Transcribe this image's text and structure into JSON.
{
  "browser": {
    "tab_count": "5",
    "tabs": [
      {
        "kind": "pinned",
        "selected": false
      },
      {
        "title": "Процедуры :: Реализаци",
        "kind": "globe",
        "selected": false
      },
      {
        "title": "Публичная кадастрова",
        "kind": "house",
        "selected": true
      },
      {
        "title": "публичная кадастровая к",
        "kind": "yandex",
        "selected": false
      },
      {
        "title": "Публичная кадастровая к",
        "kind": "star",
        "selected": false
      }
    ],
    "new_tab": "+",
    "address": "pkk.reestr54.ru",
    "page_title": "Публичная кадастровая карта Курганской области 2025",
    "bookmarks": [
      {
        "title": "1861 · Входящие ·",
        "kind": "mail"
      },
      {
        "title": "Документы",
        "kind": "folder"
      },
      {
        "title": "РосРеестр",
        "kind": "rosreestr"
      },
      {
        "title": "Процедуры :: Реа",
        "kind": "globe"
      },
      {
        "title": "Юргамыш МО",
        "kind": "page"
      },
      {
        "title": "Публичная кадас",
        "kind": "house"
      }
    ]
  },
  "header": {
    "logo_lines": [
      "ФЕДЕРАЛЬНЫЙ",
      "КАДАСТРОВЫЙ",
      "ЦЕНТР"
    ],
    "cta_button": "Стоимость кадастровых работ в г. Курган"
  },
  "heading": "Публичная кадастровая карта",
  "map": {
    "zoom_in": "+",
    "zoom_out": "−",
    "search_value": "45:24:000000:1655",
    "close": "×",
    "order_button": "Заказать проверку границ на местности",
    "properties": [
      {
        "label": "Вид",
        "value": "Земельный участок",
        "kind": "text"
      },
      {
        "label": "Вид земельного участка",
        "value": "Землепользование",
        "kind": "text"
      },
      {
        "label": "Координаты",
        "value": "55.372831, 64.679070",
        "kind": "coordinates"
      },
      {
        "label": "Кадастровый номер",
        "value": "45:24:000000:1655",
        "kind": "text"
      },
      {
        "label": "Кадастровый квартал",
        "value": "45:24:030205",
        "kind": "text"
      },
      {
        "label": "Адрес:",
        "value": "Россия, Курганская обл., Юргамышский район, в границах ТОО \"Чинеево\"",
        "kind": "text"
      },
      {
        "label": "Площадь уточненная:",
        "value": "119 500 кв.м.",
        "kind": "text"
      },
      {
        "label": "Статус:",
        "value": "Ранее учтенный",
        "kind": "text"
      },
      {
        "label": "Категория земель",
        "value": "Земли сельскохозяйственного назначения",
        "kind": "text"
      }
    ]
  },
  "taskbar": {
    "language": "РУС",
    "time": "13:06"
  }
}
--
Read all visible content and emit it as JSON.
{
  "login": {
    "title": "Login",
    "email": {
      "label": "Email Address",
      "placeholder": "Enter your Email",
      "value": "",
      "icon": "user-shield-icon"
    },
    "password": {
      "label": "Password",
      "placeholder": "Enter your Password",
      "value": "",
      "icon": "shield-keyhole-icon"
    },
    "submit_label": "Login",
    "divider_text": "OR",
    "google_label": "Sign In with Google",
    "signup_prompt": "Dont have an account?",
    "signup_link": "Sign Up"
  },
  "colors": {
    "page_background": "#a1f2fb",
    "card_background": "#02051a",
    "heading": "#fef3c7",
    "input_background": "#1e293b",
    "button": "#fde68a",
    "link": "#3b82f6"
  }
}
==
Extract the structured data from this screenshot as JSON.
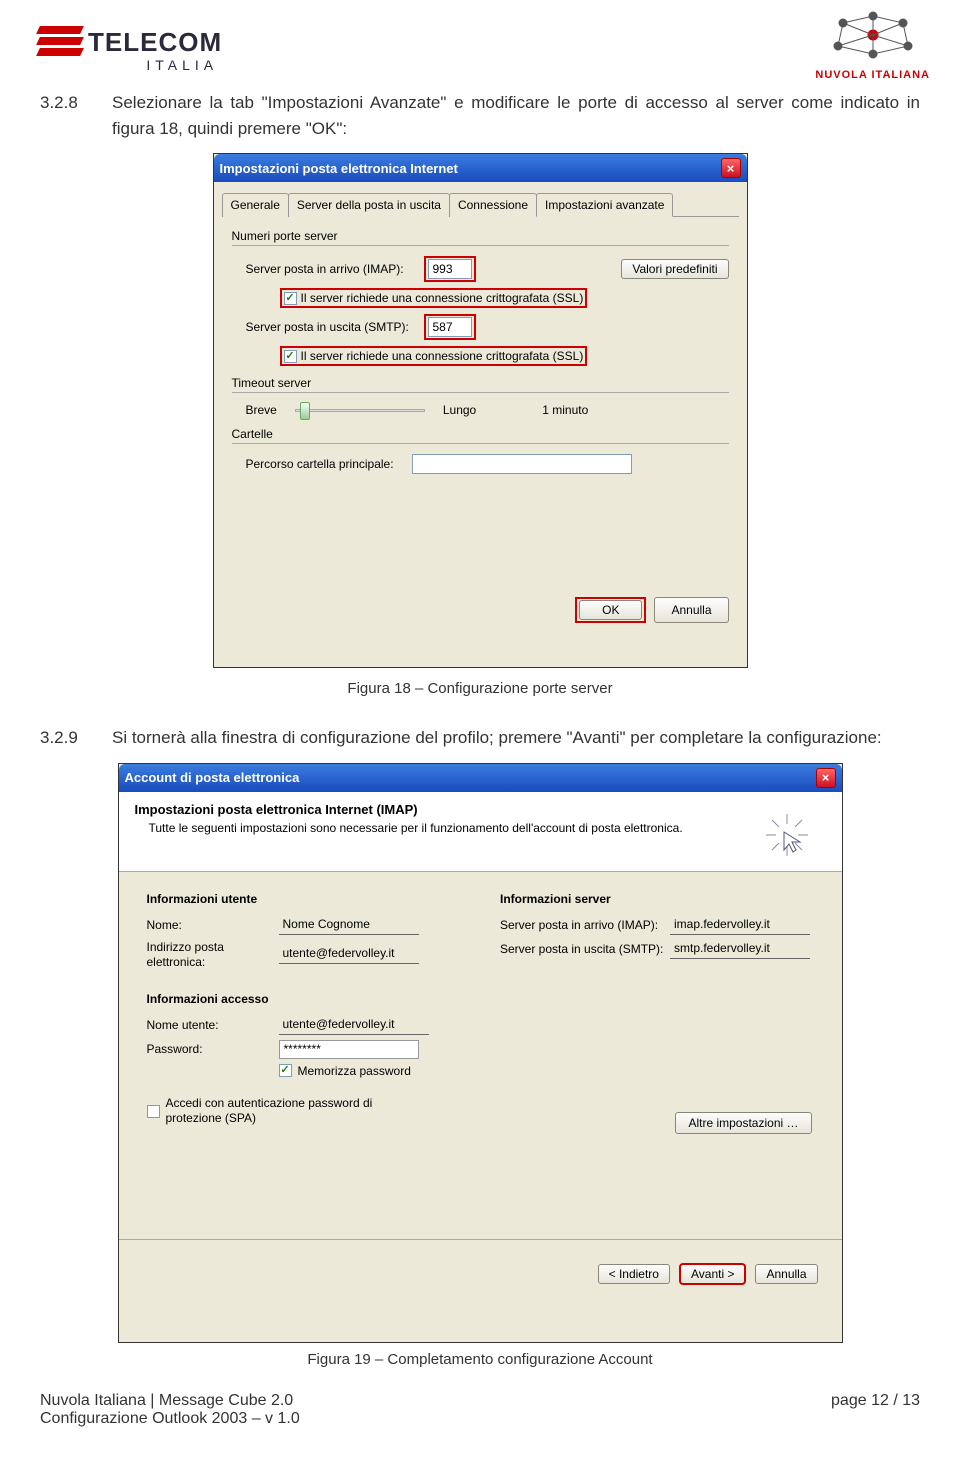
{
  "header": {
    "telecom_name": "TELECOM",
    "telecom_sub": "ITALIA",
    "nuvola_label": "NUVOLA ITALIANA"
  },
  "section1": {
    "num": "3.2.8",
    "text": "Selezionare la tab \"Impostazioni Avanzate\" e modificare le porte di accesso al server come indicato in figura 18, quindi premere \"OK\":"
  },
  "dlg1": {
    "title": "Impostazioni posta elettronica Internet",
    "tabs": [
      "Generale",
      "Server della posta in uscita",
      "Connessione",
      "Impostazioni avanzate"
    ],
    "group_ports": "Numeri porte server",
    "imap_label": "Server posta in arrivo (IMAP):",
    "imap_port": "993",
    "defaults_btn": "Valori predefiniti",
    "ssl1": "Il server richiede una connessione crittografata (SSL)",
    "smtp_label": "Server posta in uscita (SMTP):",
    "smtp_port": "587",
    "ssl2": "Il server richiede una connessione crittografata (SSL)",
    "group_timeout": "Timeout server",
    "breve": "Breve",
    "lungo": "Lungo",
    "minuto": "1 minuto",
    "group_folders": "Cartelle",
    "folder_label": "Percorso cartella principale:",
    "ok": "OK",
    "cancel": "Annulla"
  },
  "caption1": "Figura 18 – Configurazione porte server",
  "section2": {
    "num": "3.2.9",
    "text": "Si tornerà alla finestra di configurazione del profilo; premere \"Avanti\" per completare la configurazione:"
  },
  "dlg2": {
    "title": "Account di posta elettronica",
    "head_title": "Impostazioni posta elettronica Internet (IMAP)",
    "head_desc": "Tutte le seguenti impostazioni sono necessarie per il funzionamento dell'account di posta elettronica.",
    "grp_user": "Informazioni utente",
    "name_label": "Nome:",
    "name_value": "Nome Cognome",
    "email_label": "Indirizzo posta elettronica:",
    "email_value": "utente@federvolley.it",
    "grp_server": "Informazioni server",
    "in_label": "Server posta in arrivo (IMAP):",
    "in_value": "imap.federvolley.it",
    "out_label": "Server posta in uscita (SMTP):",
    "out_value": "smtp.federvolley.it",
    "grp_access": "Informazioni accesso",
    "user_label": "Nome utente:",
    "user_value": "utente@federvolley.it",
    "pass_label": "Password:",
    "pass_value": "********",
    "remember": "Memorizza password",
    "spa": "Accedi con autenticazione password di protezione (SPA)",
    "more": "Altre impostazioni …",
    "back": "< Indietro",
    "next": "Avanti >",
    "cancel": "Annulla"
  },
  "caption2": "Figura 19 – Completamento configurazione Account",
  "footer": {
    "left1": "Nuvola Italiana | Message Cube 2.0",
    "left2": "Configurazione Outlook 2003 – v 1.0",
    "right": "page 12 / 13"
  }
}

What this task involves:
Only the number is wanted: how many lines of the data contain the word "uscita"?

Expected answer:
3